Start by defining your ideal expected return and then figure out the investment required to reach it. If your investment is insufficient, break down the return into smaller achievable milestones. At the end of the day, your realized return should be higher than the investment for the milestone even if it takes time to reach the results, as long as the output is eventually higher than the input. And if it’s not, this is where your pivot fund contributes to future investment, which should have a higher probability of success as you will be making decisions based on data from a failed investment.
When you set your expected return for each investment, consider dividing it into three mini-goals: expected return, good return, and exceptional return. Your expected return is what your analysis shows you could accomplish with high certainty. For instance, chances are, if you invest in a prototype and show it to enough people, you will be able to uncover key insights about their needs and expectations.
With a prototype, you may also be able to pre-sell your product and generate enough revenue to fund the next product development stage. This is an example of a good return. And finally, with the same investment, you might also be able to raise the first funding round if this is what you consider an exceptional return.

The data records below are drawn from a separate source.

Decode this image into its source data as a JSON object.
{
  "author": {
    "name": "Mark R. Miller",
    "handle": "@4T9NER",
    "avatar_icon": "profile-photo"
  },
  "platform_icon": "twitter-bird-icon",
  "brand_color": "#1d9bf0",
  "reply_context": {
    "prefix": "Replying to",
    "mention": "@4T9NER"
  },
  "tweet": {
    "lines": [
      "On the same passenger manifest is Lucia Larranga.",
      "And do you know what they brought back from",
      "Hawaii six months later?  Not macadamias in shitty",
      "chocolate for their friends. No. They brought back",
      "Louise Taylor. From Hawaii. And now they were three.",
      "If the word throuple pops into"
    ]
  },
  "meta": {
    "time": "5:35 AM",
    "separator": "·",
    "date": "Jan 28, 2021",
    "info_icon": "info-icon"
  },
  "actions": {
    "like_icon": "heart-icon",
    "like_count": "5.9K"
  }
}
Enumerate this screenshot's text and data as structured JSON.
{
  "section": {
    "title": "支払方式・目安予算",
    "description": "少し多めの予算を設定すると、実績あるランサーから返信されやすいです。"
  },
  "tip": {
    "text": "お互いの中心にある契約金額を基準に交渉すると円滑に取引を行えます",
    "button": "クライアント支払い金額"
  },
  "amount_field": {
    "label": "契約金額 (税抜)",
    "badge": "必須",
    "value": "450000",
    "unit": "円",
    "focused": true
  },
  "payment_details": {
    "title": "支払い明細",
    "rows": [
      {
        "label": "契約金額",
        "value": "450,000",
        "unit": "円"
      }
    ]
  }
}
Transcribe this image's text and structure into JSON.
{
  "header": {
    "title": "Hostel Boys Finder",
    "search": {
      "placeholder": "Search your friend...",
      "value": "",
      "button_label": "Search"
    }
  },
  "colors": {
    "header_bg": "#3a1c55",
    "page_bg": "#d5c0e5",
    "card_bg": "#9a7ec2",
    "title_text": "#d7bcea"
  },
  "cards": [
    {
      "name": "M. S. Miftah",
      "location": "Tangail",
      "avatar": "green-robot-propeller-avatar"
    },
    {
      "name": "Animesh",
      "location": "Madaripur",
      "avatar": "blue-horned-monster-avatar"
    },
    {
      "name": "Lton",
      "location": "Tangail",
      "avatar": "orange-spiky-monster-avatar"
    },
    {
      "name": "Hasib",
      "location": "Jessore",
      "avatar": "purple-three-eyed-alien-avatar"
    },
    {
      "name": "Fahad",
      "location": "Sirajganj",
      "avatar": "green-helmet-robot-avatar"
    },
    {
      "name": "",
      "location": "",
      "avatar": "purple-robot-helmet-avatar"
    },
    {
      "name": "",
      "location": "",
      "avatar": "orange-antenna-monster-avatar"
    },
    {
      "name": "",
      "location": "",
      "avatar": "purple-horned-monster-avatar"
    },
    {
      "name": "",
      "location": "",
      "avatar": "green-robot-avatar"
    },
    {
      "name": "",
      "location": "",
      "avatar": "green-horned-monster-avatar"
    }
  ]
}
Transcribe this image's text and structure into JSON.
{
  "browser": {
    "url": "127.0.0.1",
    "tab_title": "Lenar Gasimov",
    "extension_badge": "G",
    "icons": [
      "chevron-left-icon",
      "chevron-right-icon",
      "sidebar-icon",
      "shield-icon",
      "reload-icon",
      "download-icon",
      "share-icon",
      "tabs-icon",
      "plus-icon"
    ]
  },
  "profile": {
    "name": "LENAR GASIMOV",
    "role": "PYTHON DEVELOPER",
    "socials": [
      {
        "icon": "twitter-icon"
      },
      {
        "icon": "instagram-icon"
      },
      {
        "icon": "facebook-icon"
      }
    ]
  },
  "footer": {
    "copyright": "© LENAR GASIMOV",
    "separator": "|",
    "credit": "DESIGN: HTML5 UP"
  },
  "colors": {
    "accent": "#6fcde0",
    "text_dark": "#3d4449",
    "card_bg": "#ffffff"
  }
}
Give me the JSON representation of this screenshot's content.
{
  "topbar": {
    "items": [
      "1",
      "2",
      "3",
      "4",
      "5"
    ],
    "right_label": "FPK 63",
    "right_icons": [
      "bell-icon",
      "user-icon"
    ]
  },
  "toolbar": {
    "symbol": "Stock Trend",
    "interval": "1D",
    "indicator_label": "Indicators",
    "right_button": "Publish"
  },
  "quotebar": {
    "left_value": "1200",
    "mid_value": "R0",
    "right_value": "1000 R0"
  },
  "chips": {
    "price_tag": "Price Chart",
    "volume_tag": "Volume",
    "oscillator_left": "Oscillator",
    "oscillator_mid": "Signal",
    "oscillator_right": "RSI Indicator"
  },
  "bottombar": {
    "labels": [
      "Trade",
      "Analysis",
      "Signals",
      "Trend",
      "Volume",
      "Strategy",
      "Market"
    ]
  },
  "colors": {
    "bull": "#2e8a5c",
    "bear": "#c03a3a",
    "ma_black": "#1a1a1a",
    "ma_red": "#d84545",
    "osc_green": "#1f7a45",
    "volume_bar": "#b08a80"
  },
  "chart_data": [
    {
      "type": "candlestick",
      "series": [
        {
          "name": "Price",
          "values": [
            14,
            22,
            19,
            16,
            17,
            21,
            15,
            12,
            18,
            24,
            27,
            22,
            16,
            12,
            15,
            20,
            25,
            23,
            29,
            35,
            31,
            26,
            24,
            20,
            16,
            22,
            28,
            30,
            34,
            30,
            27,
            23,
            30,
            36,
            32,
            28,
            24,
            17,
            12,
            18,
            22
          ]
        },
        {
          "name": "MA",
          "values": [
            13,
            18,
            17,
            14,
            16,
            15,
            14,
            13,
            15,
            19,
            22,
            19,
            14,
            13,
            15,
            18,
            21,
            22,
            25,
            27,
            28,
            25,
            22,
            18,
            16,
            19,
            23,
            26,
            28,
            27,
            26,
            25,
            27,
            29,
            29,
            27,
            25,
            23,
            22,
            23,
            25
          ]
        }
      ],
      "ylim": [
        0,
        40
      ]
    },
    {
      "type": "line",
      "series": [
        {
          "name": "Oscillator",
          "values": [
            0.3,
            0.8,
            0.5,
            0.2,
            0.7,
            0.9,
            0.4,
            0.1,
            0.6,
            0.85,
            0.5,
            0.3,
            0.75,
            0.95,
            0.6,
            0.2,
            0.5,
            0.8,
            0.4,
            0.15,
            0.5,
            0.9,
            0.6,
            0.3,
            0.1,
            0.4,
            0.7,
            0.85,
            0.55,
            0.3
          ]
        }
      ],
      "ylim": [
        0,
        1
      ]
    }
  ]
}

This approach allows you to focus on capturing the simplest and most realistic return on investment. It also pushes you to try to realize higher returns with the same investment until you learn you need to make further investments to achieve those higher returns.
In conclusion, know your numbers. Even though startups at the idea stage can be unpredictable, remember that progress is the sum of small steps forward. When you focus on a few steps at a time, you can confidently measure your progress and the required investment.